=== The records ===
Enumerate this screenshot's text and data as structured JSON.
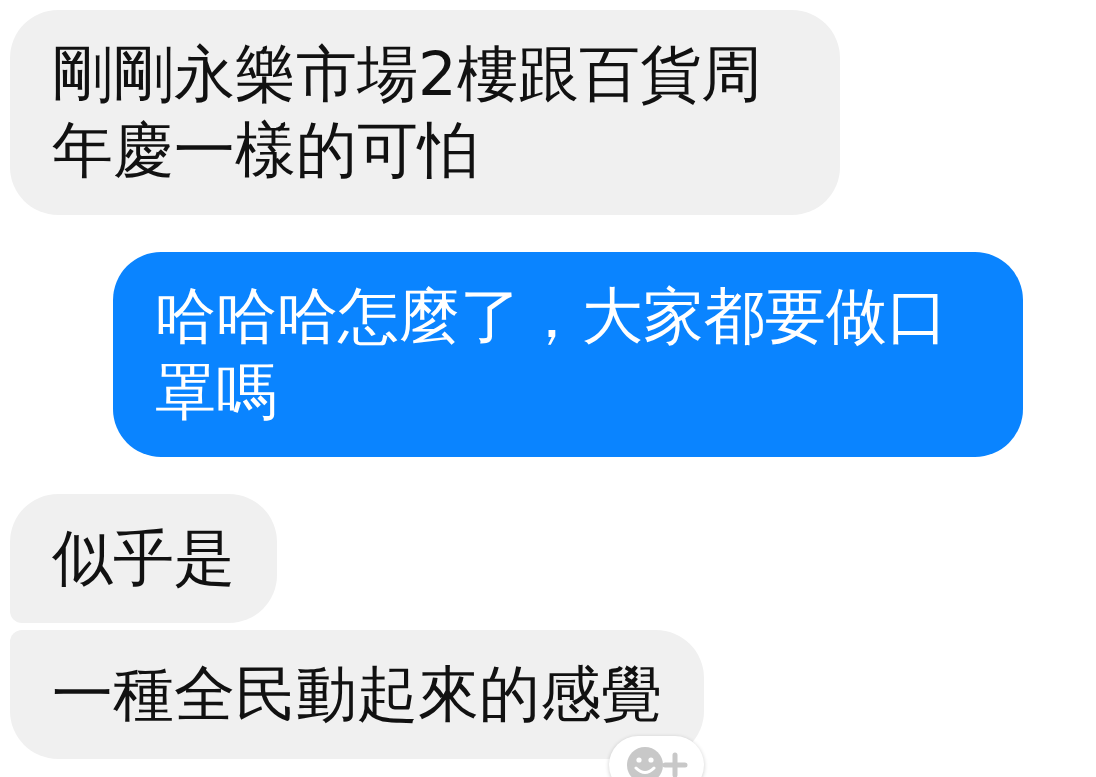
{
  "messages": [
    {
      "kind": "received",
      "text": "剛剛永樂市場2樓跟百貨周年慶一樣的可怕"
    },
    {
      "kind": "sent",
      "text": "哈哈哈怎麼了，大家都要做口罩嗎"
    },
    {
      "kind": "received",
      "text": "似乎是"
    },
    {
      "kind": "received",
      "text": "一種全民動起來的感覺",
      "reaction_button": true
    }
  ]
}
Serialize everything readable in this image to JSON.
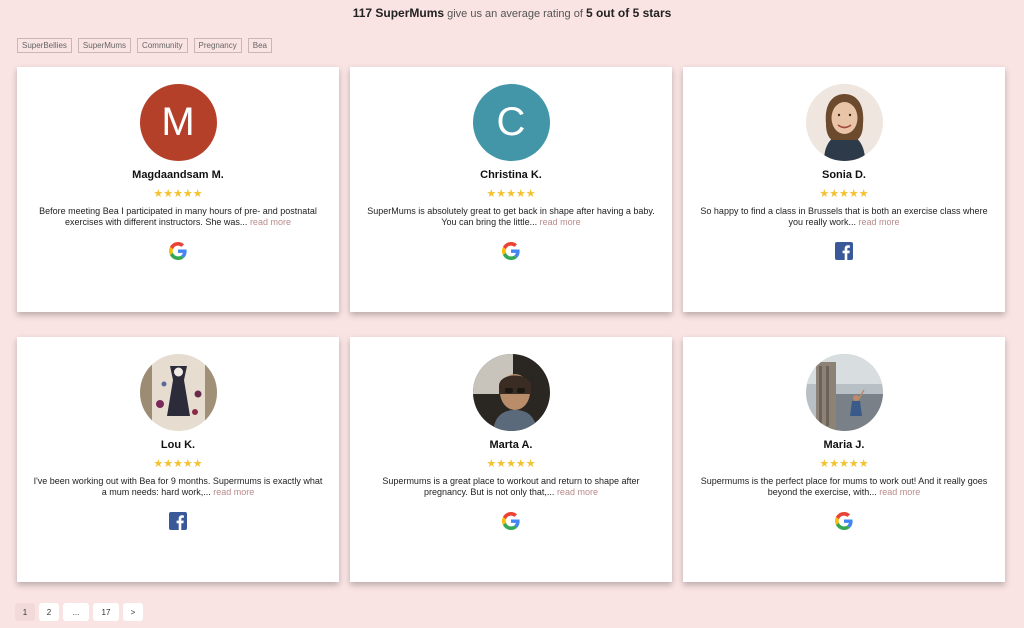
{
  "summary": {
    "count_label": "117 SuperMums",
    "middle": " give us an average rating of ",
    "rating_label": "5 out of 5 stars"
  },
  "tags": [
    "SuperBellies",
    "SuperMums",
    "Community",
    "Pregnancy",
    "Bea"
  ],
  "reviews": [
    {
      "name": "Magdaandsam M.",
      "avatar_letter": "M",
      "avatar_color": "#b5402a",
      "stars": "★★★★★",
      "text": "Before meeting Bea I participated in many hours of pre- and postnatal exercises with different instructors. She was...",
      "read_more": " read more",
      "source": "google-icon"
    },
    {
      "name": "Christina K.",
      "avatar_letter": "C",
      "avatar_color": "#4296a8",
      "stars": "★★★★★",
      "text": "SuperMums is absolutely great to get back in shape after having a baby. You can bring the little...",
      "read_more": " read more",
      "source": "google-icon"
    },
    {
      "name": "Sonia D.",
      "avatar_letter": "",
      "avatar_color": "#e8ddd5",
      "stars": "★★★★★",
      "text": "So happy to find a class in Brussels that is both an exercise class where you really work...",
      "read_more": " read more",
      "source": "facebook-icon"
    },
    {
      "name": "Lou K.",
      "avatar_letter": "",
      "avatar_color": "#ddd5c8",
      "stars": "★★★★★",
      "text": "I've been working out with Bea for 9 months. Supermums is exactly what a mum needs: hard work,...",
      "read_more": " read more",
      "source": "facebook-icon"
    },
    {
      "name": "Marta A.",
      "avatar_letter": "",
      "avatar_color": "#3a3530",
      "stars": "★★★★★",
      "text": "Supermums is a great place to workout and return to shape after pregnancy. But is not only that,...",
      "read_more": " read more",
      "source": "google-icon"
    },
    {
      "name": "Maria J.",
      "avatar_letter": "",
      "avatar_color": "#9aa0a4",
      "stars": "★★★★★",
      "text": "Supermums is the perfect place for mums to work out! And it really goes beyond the exercise, with...",
      "read_more": " read more",
      "source": "google-icon"
    }
  ],
  "pagination": {
    "pages": [
      "1",
      "2",
      "...",
      "17",
      ">"
    ],
    "current": "1"
  },
  "colors": {
    "background": "#f9e3e3",
    "star": "#f2c230",
    "read_more": "#b98a8a",
    "facebook": "#3b5998"
  }
}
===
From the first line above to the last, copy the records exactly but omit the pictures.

§ Your response
Enumerate this screenshot's text and data as structured JSON.
{
  "messages": [
    {
      "kind": "received",
      "text": "剛剛永樂市場2樓跟百貨周年慶一樣的可怕"
    },
    {
      "kind": "sent",
      "text": "哈哈哈怎麼了，大家都要做口罩嗎"
    },
    {
      "kind": "received",
      "text": "似乎是"
    },
    {
      "kind": "received",
      "text": "一種全民動起來的感覺",
      "reaction_button": true
    }
  ]
}
Serialize everything readable in this image to JSON.
{
  "summary": {
    "count_label": "117 SuperMums",
    "middle": " give us an average rating of ",
    "rating_label": "5 out of 5 stars"
  },
  "tags": [
    "SuperBellies",
    "SuperMums",
    "Community",
    "Pregnancy",
    "Bea"
  ],
  "reviews": [
    {
      "name": "Magdaandsam M.",
      "avatar_letter": "M",
      "avatar_color": "#b5402a",
      "stars": "★★★★★",
      "text": "Before meeting Bea I participated in many hours of pre- and postnatal exercises with different instructors. She was...",
      "read_more": " read more",
      "source": "google-icon"
    },
    {
      "name": "Christina K.",
      "avatar_letter": "C",
      "avatar_color": "#4296a8",
      "stars": "★★★★★",
      "text": "SuperMums is absolutely great to get back in shape after having a baby. You can bring the little...",
      "read_more": " read more",
      "source": "google-icon"
    },
    {
      "name": "Sonia D.",
      "avatar_letter": "",
      "avatar_color": "#e8ddd5",
      "stars": "★★★★★",
      "text": "So happy to find a class in Brussels that is both an exercise class where you really work...",
      "read_more": " read more",
      "source": "facebook-icon"
    },
    {
      "name": "Lou K.",
      "avatar_letter": "",
      "avatar_color": "#ddd5c8",
      "stars": "★★★★★",
      "text": "I've been working out with Bea for 9 months. Supermums is exactly what a mum needs: hard work,...",
      "read_more": " read more",
      "source": "facebook-icon"
    },
    {
      "name": "Marta A.",
      "avatar_letter": "",
      "avatar_color": "#3a3530",
      "stars": "★★★★★",
      "text": "Supermums is a great place to workout and return to shape after pregnancy. But is not only that,...",
      "read_more": " read more",
      "source": "google-icon"
    },
    {
      "name": "Maria J.",
      "avatar_letter": "",
      "avatar_color": "#9aa0a4",
      "stars": "★★★★★",
      "text": "Supermums is the perfect place for mums to work out! And it really goes beyond the exercise, with...",
      "read_more": " read more",
      "source": "google-icon"
    }
  ],
  "pagination": {
    "pages": [
      "1",
      "2",
      "...",
      "17",
      ">"
    ],
    "current": "1"
  },
  "colors": {
    "background": "#f9e3e3",
    "star": "#f2c230",
    "read_more": "#b98a8a",
    "facebook": "#3b5998"
  }
}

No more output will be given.